“Unless the school purchased a digit license along with the hard books this is a blatant copyright violation. My family's business is education publishing and we encounter this type of issue a lot. It really hurts everyone in the whole scope of the education process. We have pursued legal action in some cases. You may want to let the offender know.”
To make matters worse, the teachers are posting the pirated pdf books on the web—no password required for access. Some may rationalize this behavior by talking about how the textbook publishing industry needs to change. I agree, charging $15 per year for a high school textbook is outrageous (I pay about $60 for my math texts and use them for at least 10 years). Whether or not we like the current state of the education publishing industry, what the school is doing is illegal. If they get sued, I’m guessing it will be for several million in damages.
After some reflection, I think my disappointment stems from seeing tech integration done well. Holland Christian is a perfect example of this. When we visited Holland Christian’s campus, we were in awe. It was obvious they had a vision for who they wanted their students to be and what they wanted them to do. Once the vision was cast, technology was adopted which fit the vision—not the other way around. After touring this still-unnamed-district, I saw the harm lack of vision can do. This district thought technology was important (rightly so) and gave it to their teachers and students saying, “use it however you feel comfortable.” In my opinion, they’ve wasted lots and lots of taxpayer money.

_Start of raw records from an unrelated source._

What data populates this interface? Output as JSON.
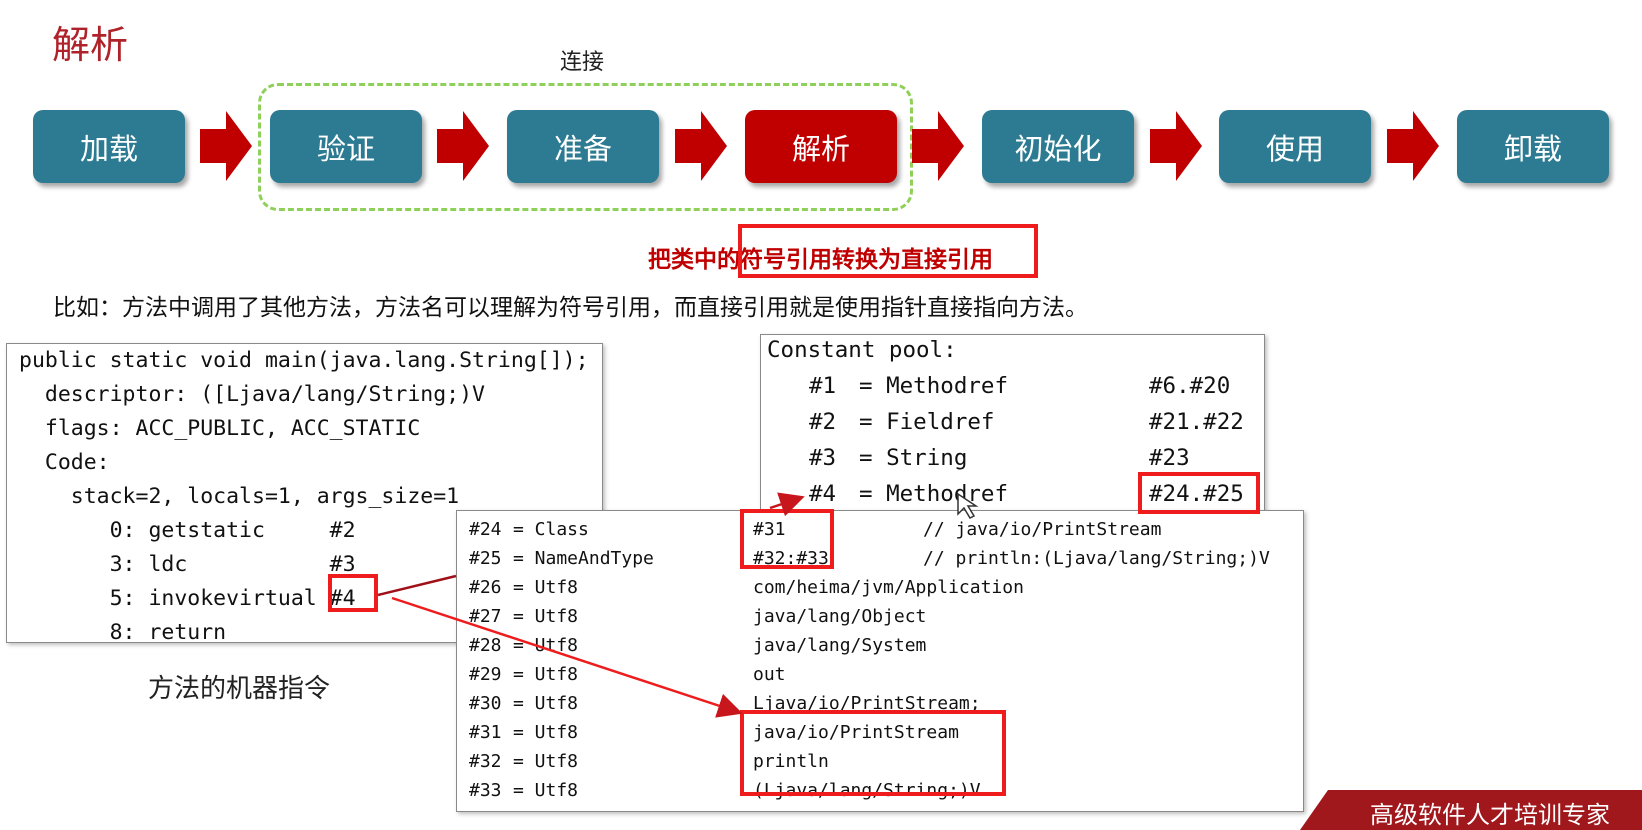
{
  "slide": {
    "title": "解析",
    "link_label": "连接",
    "note": "把类中的符号引用转换为直接引用",
    "example": "比如：方法中调用了其他方法，方法名可以理解为符号引用，而直接引用就是使用指针直接指向方法。",
    "caption": "方法的机器指令",
    "banner": "高级软件人才培训专家"
  },
  "stages": [
    "加载",
    "验证",
    "准备",
    "解析",
    "初始化",
    "使用",
    "卸载"
  ],
  "active_stage": "解析",
  "colors": {
    "stage": "#2c7b92",
    "active": "#c00000",
    "arrow": "#c00000",
    "highlight": "#ee1c1c",
    "dash": "#8fd05a"
  },
  "method_code": {
    "lines": [
      "public static void main(java.lang.String[]);",
      "  descriptor: ([Ljava/lang/String;)V",
      "  flags: ACC_PUBLIC, ACC_STATIC",
      "  Code:",
      "    stack=2, locals=1, args_size=1",
      "       0: getstatic     #2",
      "       3: ldc           #3",
      "       5: invokevirtual #4",
      "       8: return"
    ]
  },
  "constant_pool": {
    "header": "Constant pool:",
    "entries": [
      {
        "idx": "#1",
        "type": "= Methodref",
        "ref": "#6.#20"
      },
      {
        "idx": "#2",
        "type": "= Fieldref",
        "ref": "#21.#22"
      },
      {
        "idx": "#3",
        "type": "= String",
        "ref": "#23"
      },
      {
        "idx": "#4",
        "type": "= Methodref",
        "ref": "#24.#25"
      }
    ]
  },
  "pool_table": [
    {
      "idx": "#24",
      "type": "= Class",
      "val": "#31",
      "comment": "// java/io/PrintStream"
    },
    {
      "idx": "#25",
      "type": "= NameAndType",
      "val": "#32:#33",
      "comment": "// println:(Ljava/lang/String;)V"
    },
    {
      "idx": "#26",
      "type": "= Utf8",
      "val": "com/heima/jvm/Application",
      "comment": ""
    },
    {
      "idx": "#27",
      "type": "= Utf8",
      "val": "java/lang/Object",
      "comment": ""
    },
    {
      "idx": "#28",
      "type": "= Utf8",
      "val": "java/lang/System",
      "comment": ""
    },
    {
      "idx": "#29",
      "type": "= Utf8",
      "val": "out",
      "comment": ""
    },
    {
      "idx": "#30",
      "type": "= Utf8",
      "val": "Ljava/io/PrintStream;",
      "comment": ""
    },
    {
      "idx": "#31",
      "type": "= Utf8",
      "val": "java/io/PrintStream",
      "comment": ""
    },
    {
      "idx": "#32",
      "type": "= Utf8",
      "val": "println",
      "comment": ""
    },
    {
      "idx": "#33",
      "type": "= Utf8",
      "val": "(Ljava/lang/String;)V",
      "comment": ""
    }
  ]
}
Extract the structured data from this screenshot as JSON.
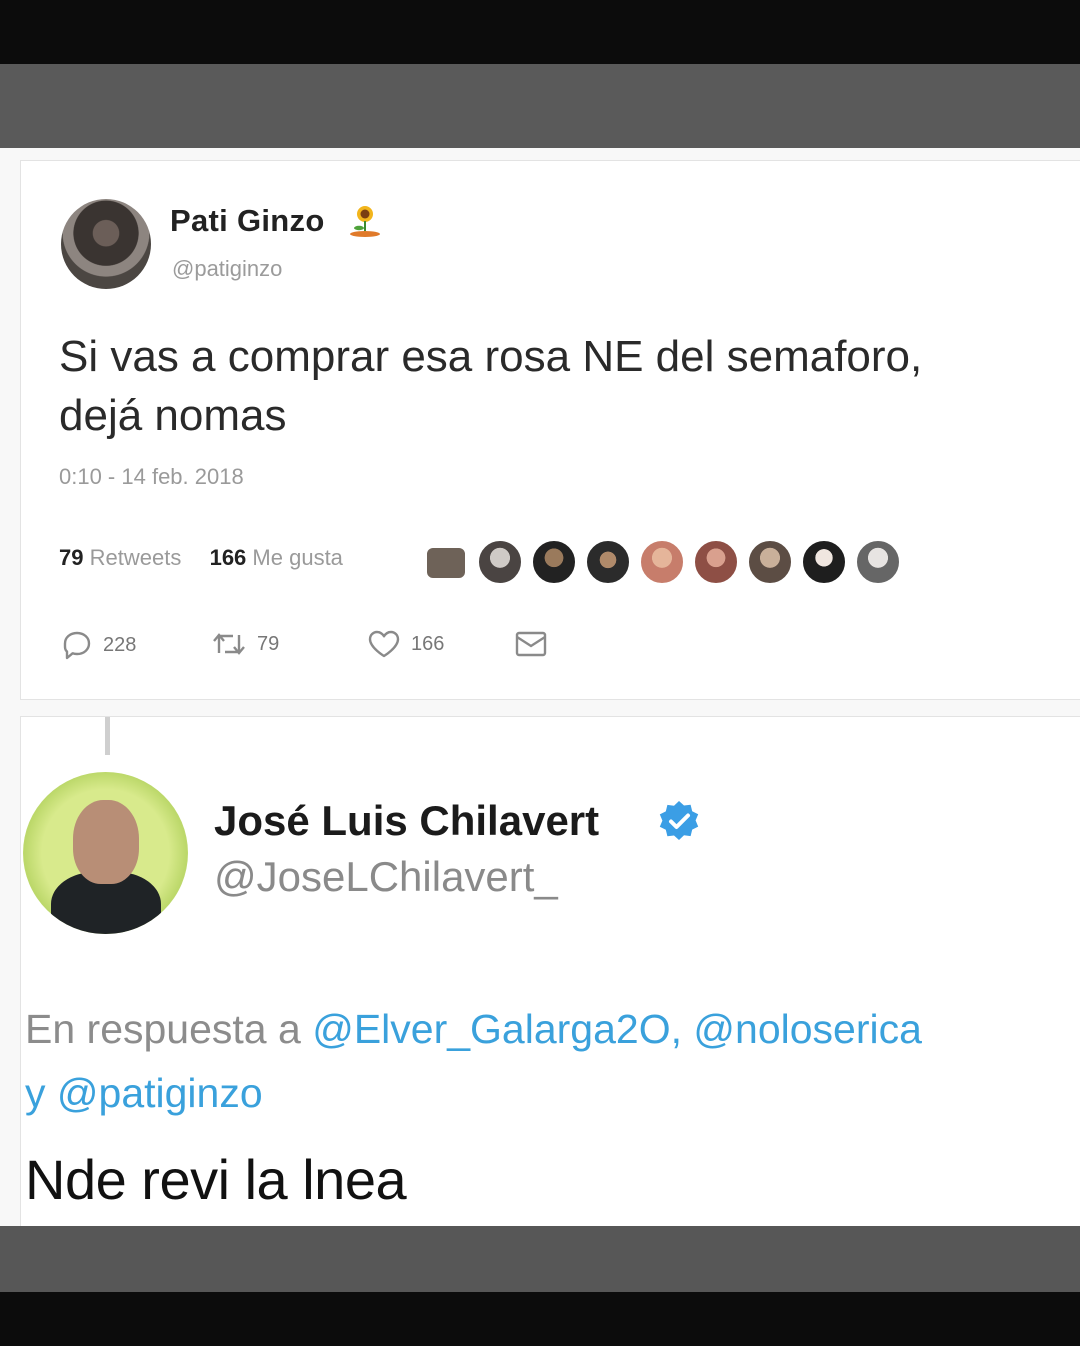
{
  "tweet1": {
    "author": "Pati Ginzo",
    "author_icon": "sunflower-icon",
    "handle": "@patiginzo",
    "text_line1": "Si vas a comprar esa rosa NE del semaforo,",
    "text_line2": "dejá nomas",
    "timestamp": "0:10 - 14 feb. 2018",
    "stats": {
      "retweets_count": "79",
      "retweets_label": "Retweets",
      "likes_count": "166",
      "likes_label": "Me gusta"
    },
    "liker_avatar_count": 9,
    "actions": {
      "reply_count": "228",
      "retweet_count": "79",
      "like_count": "166"
    }
  },
  "tweet2": {
    "author": "José Luis Chilavert",
    "verified_icon": "verified-badge-icon",
    "handle": "@JoseLChilavert_",
    "reply_prefix": "En respuesta a",
    "mention1": "@Elver_Galarga2O,",
    "mention2": "@noloserica",
    "reply_join": "y",
    "mention3": "@patiginzo",
    "text": "Nde revi la lnea"
  },
  "colors": {
    "mention": "#3aa1dc",
    "verified": "#3b9ee5",
    "muted_text": "#9a9a9a"
  }
}
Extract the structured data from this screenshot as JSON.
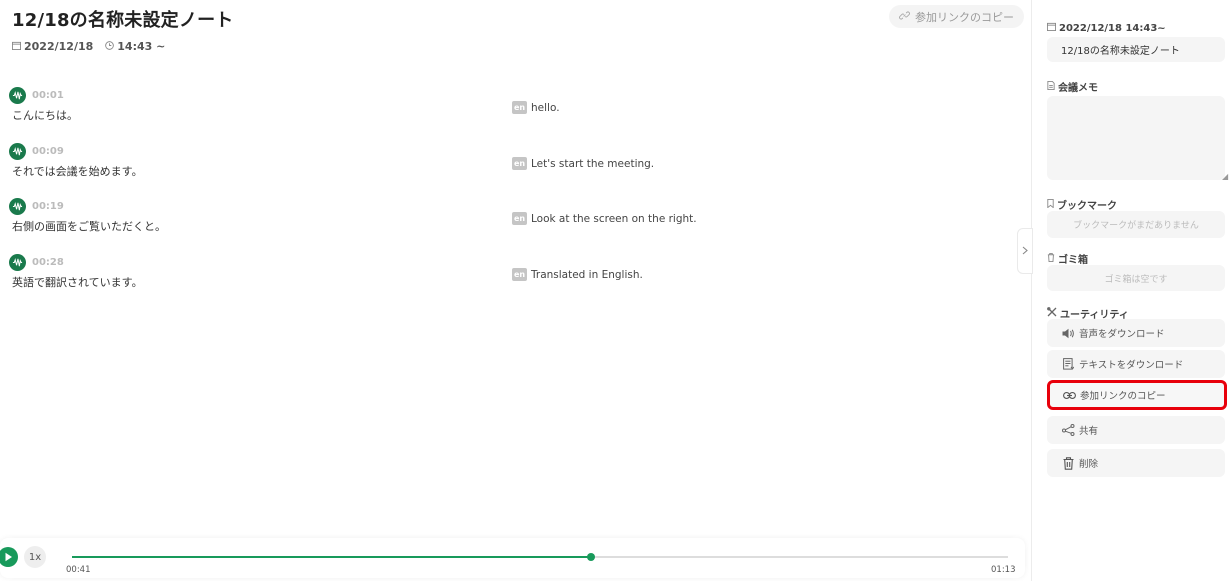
{
  "note": {
    "title": "12/18の名称未設定ノート",
    "date": "2022/12/18",
    "time": "14:43 ~",
    "copy_link_label": "参加リンクのコピー"
  },
  "transcript": [
    {
      "timestamp": "00:01",
      "text": "こんにちは。",
      "lang": "en",
      "translation": "hello."
    },
    {
      "timestamp": "00:09",
      "text": "それでは会議を始めます。",
      "lang": "en",
      "translation": "Let's start the meeting."
    },
    {
      "timestamp": "00:19",
      "text": "右側の画面をご覧いただくと。",
      "lang": "en",
      "translation": "Look at the screen on the right."
    },
    {
      "timestamp": "00:28",
      "text": "英語で翻訳されています。",
      "lang": "en",
      "translation": "Translated in English."
    }
  ],
  "player": {
    "speed": "1x",
    "current_time": "00:41",
    "total_time": "01:13",
    "progress": 0.555,
    "accent": "#189a5b"
  },
  "sidebar": {
    "datetime_label": "2022/12/18 14:43~",
    "title_value": "12/18の名称未設定ノート",
    "memo_label": "会議メモ",
    "memo_value": "",
    "bookmark_label": "ブックマーク",
    "bookmark_empty": "ブックマークがまだありません",
    "trash_label": "ゴミ箱",
    "trash_empty": "ゴミ箱は空です",
    "utility_label": "ユーティリティ",
    "utilities": [
      {
        "label": "音声をダウンロード",
        "icon": "speaker-icon"
      },
      {
        "label": "テキストをダウンロード",
        "icon": "text-file-icon"
      },
      {
        "label": "参加リンクのコピー",
        "icon": "link-icon",
        "highlighted": true
      },
      {
        "label": "共有",
        "icon": "share-icon"
      },
      {
        "label": "削除",
        "icon": "trash-icon"
      }
    ]
  },
  "colors": {
    "highlight_border": "#e8000b",
    "avatar": "#1a7a4c"
  }
}
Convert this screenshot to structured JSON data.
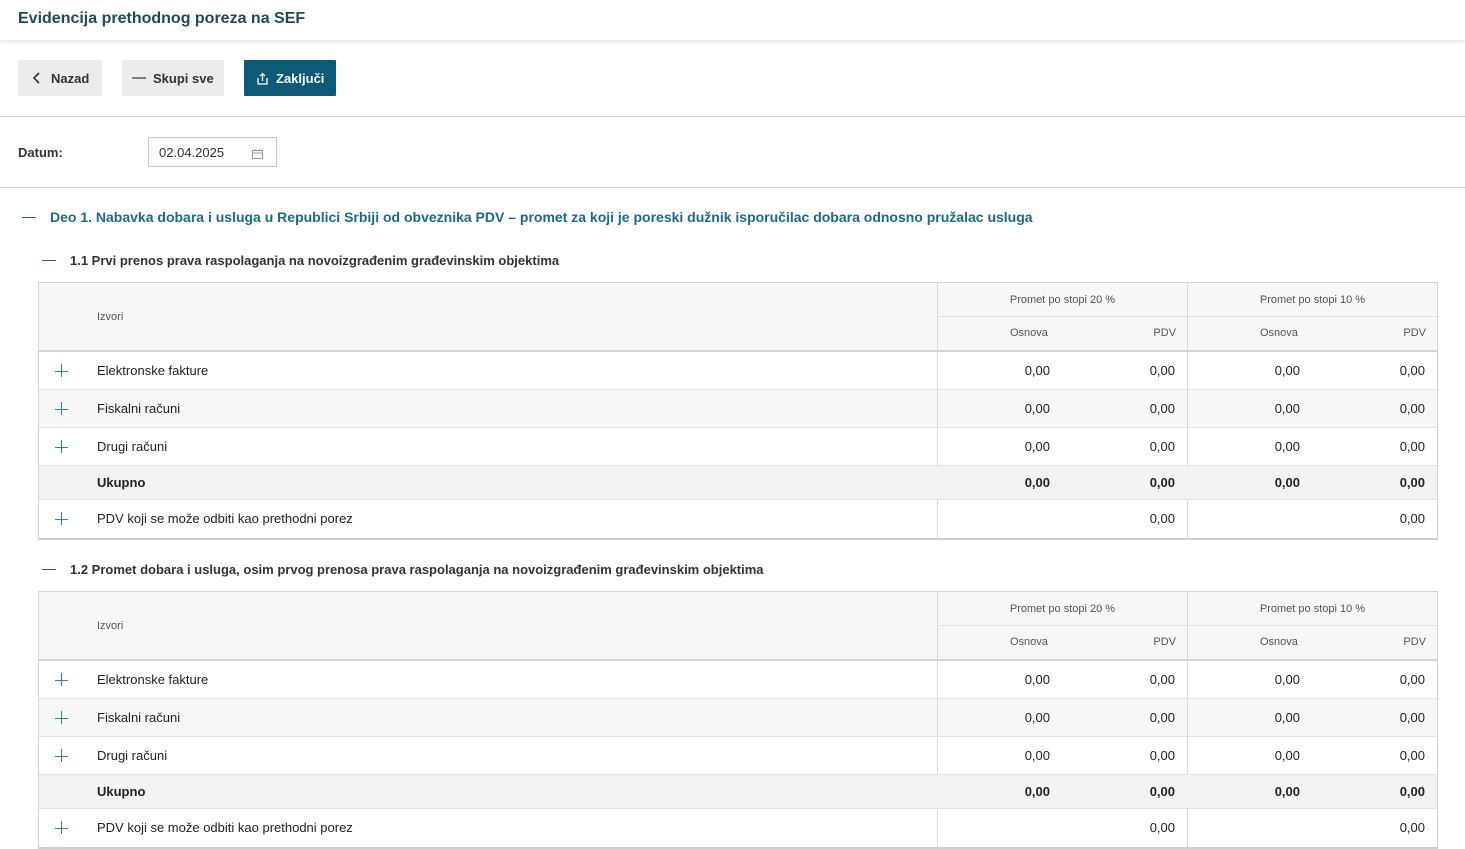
{
  "header": {
    "title": "Evidencija prethodnog poreza na SEF"
  },
  "toolbar": {
    "back_label": "Nazad",
    "collapse_label": "Skupi sve",
    "lock_label": "Zaključi"
  },
  "date": {
    "label": "Datum:",
    "value": "02.04.2025"
  },
  "part1": {
    "title": "Deo 1. Nabavka dobara i usluga u Republici Srbiji od obveznika PDV – promet za koji je poreski dužnik isporučilac dobara odnosno pružalac usluga"
  },
  "sections": [
    {
      "title": "1.1 Prvi prenos prava raspolaganja na novoizgrađenim građevinskim objektima",
      "headers": {
        "source": "Izvori",
        "group20": "Promet po stopi 20 %",
        "group10": "Promet po stopi 10 %",
        "base": "Osnova",
        "vat": "PDV"
      },
      "rows": [
        {
          "label": "Elektronske fakture",
          "b20": "0,00",
          "v20": "0,00",
          "b10": "0,00",
          "v10": "0,00"
        },
        {
          "label": "Fiskalni računi",
          "b20": "0,00",
          "v20": "0,00",
          "b10": "0,00",
          "v10": "0,00"
        },
        {
          "label": "Drugi računi",
          "b20": "0,00",
          "v20": "0,00",
          "b10": "0,00",
          "v10": "0,00"
        },
        {
          "label": "Ukupno",
          "b20": "0,00",
          "v20": "0,00",
          "b10": "0,00",
          "v10": "0,00"
        },
        {
          "label": "PDV koji se može odbiti kao prethodni porez",
          "v20": "0,00",
          "v10": "0,00"
        }
      ]
    },
    {
      "title": "1.2 Promet dobara i usluga, osim prvog prenosa prava raspolaganja na novoizgrađenim građevinskim objektima",
      "headers": {
        "source": "Izvori",
        "group20": "Promet po stopi 20 %",
        "group10": "Promet po stopi 10 %",
        "base": "Osnova",
        "vat": "PDV"
      },
      "rows": [
        {
          "label": "Elektronske fakture",
          "b20": "0,00",
          "v20": "0,00",
          "b10": "0,00",
          "v10": "0,00"
        },
        {
          "label": "Fiskalni računi",
          "b20": "0,00",
          "v20": "0,00",
          "b10": "0,00",
          "v10": "0,00"
        },
        {
          "label": "Drugi računi",
          "b20": "0,00",
          "v20": "0,00",
          "b10": "0,00",
          "v10": "0,00"
        },
        {
          "label": "Ukupno",
          "b20": "0,00",
          "v20": "0,00",
          "b10": "0,00",
          "v10": "0,00"
        },
        {
          "label": "PDV koji se može odbiti kao prethodni porez",
          "v20": "0,00",
          "v10": "0,00"
        }
      ]
    }
  ]
}
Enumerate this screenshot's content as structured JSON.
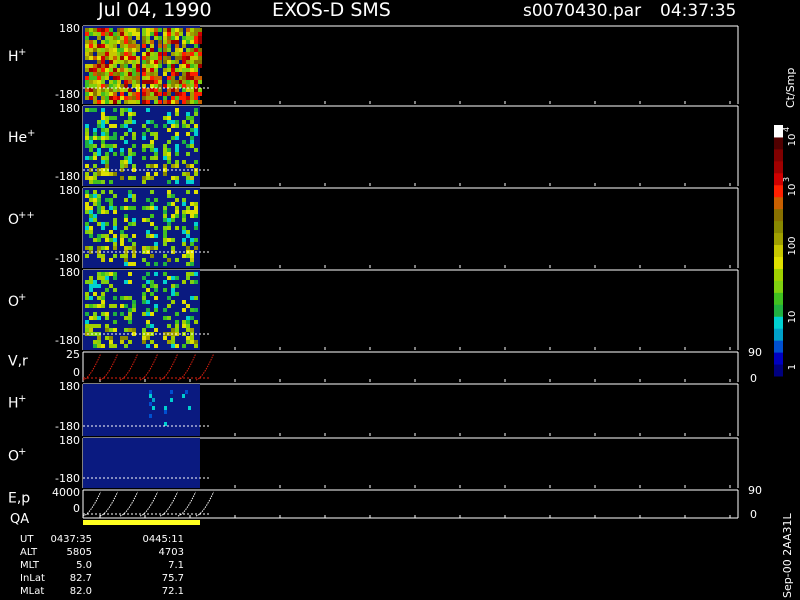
{
  "header": {
    "date": "Jul 04, 1990",
    "instrument": "EXOS-D SMS",
    "file": "s0070430.par",
    "time": "04:37:35"
  },
  "panels": [
    {
      "label": "H",
      "sup": "+",
      "y_top": "180",
      "y_bot": "-180"
    },
    {
      "label": "He",
      "sup": "+",
      "y_top": "180",
      "y_bot": "-180"
    },
    {
      "label": "O",
      "sup": "++",
      "y_top": "180",
      "y_bot": "-180"
    },
    {
      "label": "O",
      "sup": "+",
      "y_top": "180",
      "y_bot": "-180"
    },
    {
      "label": "V,r",
      "sup": "",
      "y_top": "25",
      "y_bot": "0",
      "right_top": "90",
      "right_bot": "0"
    },
    {
      "label": "H",
      "sup": "+",
      "y_top": "180",
      "y_bot": "-180"
    },
    {
      "label": "O",
      "sup": "+",
      "y_top": "180",
      "y_bot": "-180"
    },
    {
      "label": "E,p",
      "sup": "",
      "y_top": "4000",
      "y_bot": "0",
      "right_top": "90",
      "right_bot": "0"
    }
  ],
  "qa_label": "QA",
  "colorbar": {
    "title": "Ct/Smp",
    "ticks": [
      "1",
      "10",
      "100",
      "10",
      "10"
    ],
    "tick_sups": [
      "",
      "",
      "",
      "3",
      "4"
    ],
    "colors": [
      "#000080",
      "#0000c0",
      "#0050d0",
      "#00a0c8",
      "#00d0d0",
      "#20b040",
      "#40c020",
      "#80d010",
      "#a0d000",
      "#e0e000",
      "#c8c800",
      "#a0a000",
      "#888800",
      "#887000",
      "#c86000",
      "#ff2000",
      "#d00000",
      "#a00000",
      "#800000",
      "#500000",
      "#ffffff"
    ]
  },
  "footer": {
    "rows": [
      {
        "label": "UT",
        "v1": "0437:35",
        "v2": "0445:11"
      },
      {
        "label": "ALT",
        "v1": "5805",
        "v2": "4703"
      },
      {
        "label": "MLT",
        "v1": "5.0",
        "v2": "7.1"
      },
      {
        "label": "InLat",
        "v1": "82.7",
        "v2": "75.7"
      },
      {
        "label": "MLat",
        "v1": "82.0",
        "v2": "72.1"
      }
    ],
    "version": "Sep-00 2AA31L"
  },
  "chart_data": {
    "type": "heatmap",
    "title": "Jul 04, 1990   EXOS-D SMS",
    "x_range_ut": [
      "0437:35",
      "0445:11"
    ],
    "panels": [
      "H+",
      "He+",
      "O++",
      "O+",
      "V,r",
      "H+",
      "O+",
      "E,p"
    ],
    "colorbar_unit": "Ct/Smp",
    "colorbar_scale": "log",
    "colorbar_range": [
      1,
      10000
    ]
  }
}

I’m determined to learn this lesson well. It is time to take a step back and clarify our vision for education at Northern Michigan Christian School. What do we want? What do we not want? Technology is only useful when it serves the educational vision of the school.